With a national team of engineers, physicians, and experts across synthetic biology, materials science, immunology, oncology, and more, the team will receive its funding through the Rice Biotech Launch Pad, a newly launched initiative led by Veiseh that exists to help life-saving medical innovation scale quickly.

"Rice is proud to be the recipient of the second major funding award from the ARPA-H, a new funding agency established last year to support research that catalyzes health breakthroughs," Rice President Reginald DesRoches says. "The research Rice bioengineer Omid Veiseh is doing in leading this team is truly groundbreaking and could potentially save hundreds of thousands of lives each year. This is the type of research that makes a significant impact on the world.”

The initial focus of the technology will be on ovarian cancer, and this funding agreement includes a first-phase clinical trial of HAMMR for the treatment of recurrent ovarian cancer that's expected to take place in the fourth year of THOR’s multi-year project.
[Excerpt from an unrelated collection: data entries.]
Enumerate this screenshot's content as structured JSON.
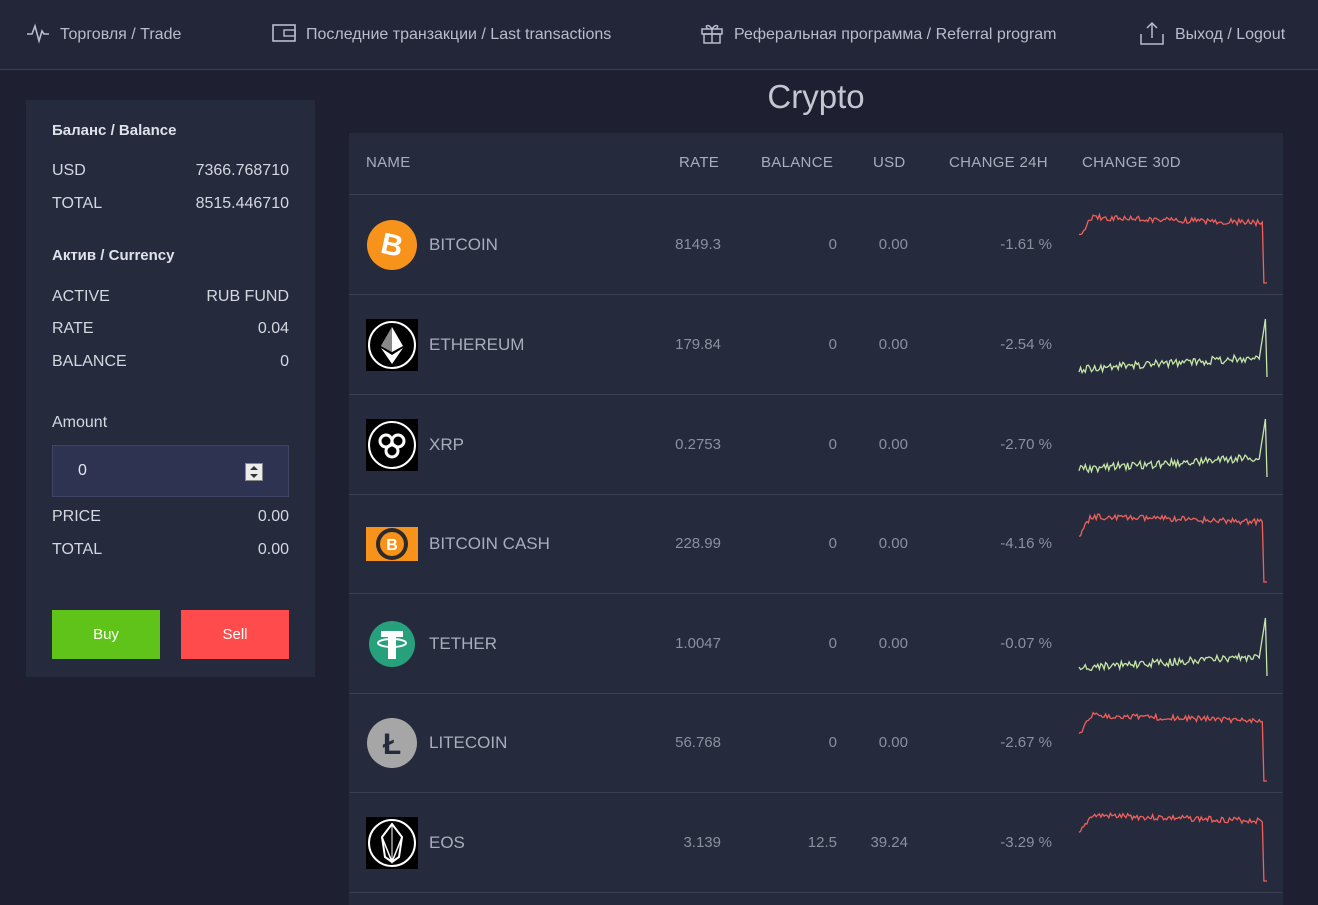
{
  "nav": {
    "trade": "Торговля / Trade",
    "transactions": "Последние транзакции / Last transactions",
    "referral": "Реферальная программа / Referral program",
    "logout": "Выход / Logout"
  },
  "sidebar": {
    "balance_title": "Баланс / Balance",
    "usd_label": "USD",
    "usd_value": "7366.768710",
    "total_label": "TOTAL",
    "total_value": "8515.446710",
    "currency_title": "Актив / Currency",
    "active_label": "ACTIVE",
    "active_value": "RUB FUND",
    "rate_label": "RATE",
    "rate_value": "0.04",
    "balance_label": "BALANCE",
    "balance_value": "0",
    "amount_label": "Amount",
    "amount_value": "0",
    "price_label": "PRICE",
    "price_value": "0.00",
    "total2_label": "TOTAL",
    "total2_value": "0.00",
    "buy_label": "Buy",
    "sell_label": "Sell"
  },
  "main": {
    "title": "Crypto",
    "headers": {
      "name": "NAME",
      "rate": "RATE",
      "balance": "BALANCE",
      "usd": "USD",
      "change24": "CHANGE 24H",
      "change30": "CHANGE 30D"
    },
    "rows": [
      {
        "name": "BITCOIN",
        "rate": "8149.3",
        "balance": "0",
        "usd": "0.00",
        "change24": "-1.61 %",
        "icon": "bitcoin-icon",
        "trend": "down"
      },
      {
        "name": "ETHEREUM",
        "rate": "179.84",
        "balance": "0",
        "usd": "0.00",
        "change24": "-2.54 %",
        "icon": "ethereum-icon",
        "trend": "up"
      },
      {
        "name": "XRP",
        "rate": "0.2753",
        "balance": "0",
        "usd": "0.00",
        "change24": "-2.70 %",
        "icon": "xrp-icon",
        "trend": "up"
      },
      {
        "name": "BITCOIN CASH",
        "rate": "228.99",
        "balance": "0",
        "usd": "0.00",
        "change24": "-4.16 %",
        "icon": "bitcoin-cash-icon",
        "trend": "down"
      },
      {
        "name": "TETHER",
        "rate": "1.0047",
        "balance": "0",
        "usd": "0.00",
        "change24": "-0.07 %",
        "icon": "tether-icon",
        "trend": "up"
      },
      {
        "name": "LITECOIN",
        "rate": "56.768",
        "balance": "0",
        "usd": "0.00",
        "change24": "-2.67 %",
        "icon": "litecoin-icon",
        "trend": "down"
      },
      {
        "name": "EOS",
        "rate": "3.139",
        "balance": "12.5",
        "usd": "39.24",
        "change24": "-3.29 %",
        "icon": "eos-icon",
        "trend": "down"
      }
    ]
  },
  "colors": {
    "buy": "#5fc31a",
    "sell": "#ff4b4b",
    "spark_down": "#f0605a",
    "spark_up": "#c5e6a6"
  }
}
“The technology is broadly applicable for peritoneal cancers that affect the pancreas, liver, lungs and other organs,” Veiseh says. “The first clinical trial will focus on refractory recurrent ovarian cancer, and the benefit of that is that we have an ongoing trial for ovarian cancer with our encapsulated cytokine ‘drug factory’ technology. We'll be able to build on that experience. We have already demonstrated a unique model to go from concept to clinical trial within five years, and HAMMR is the next iteration of that approach.”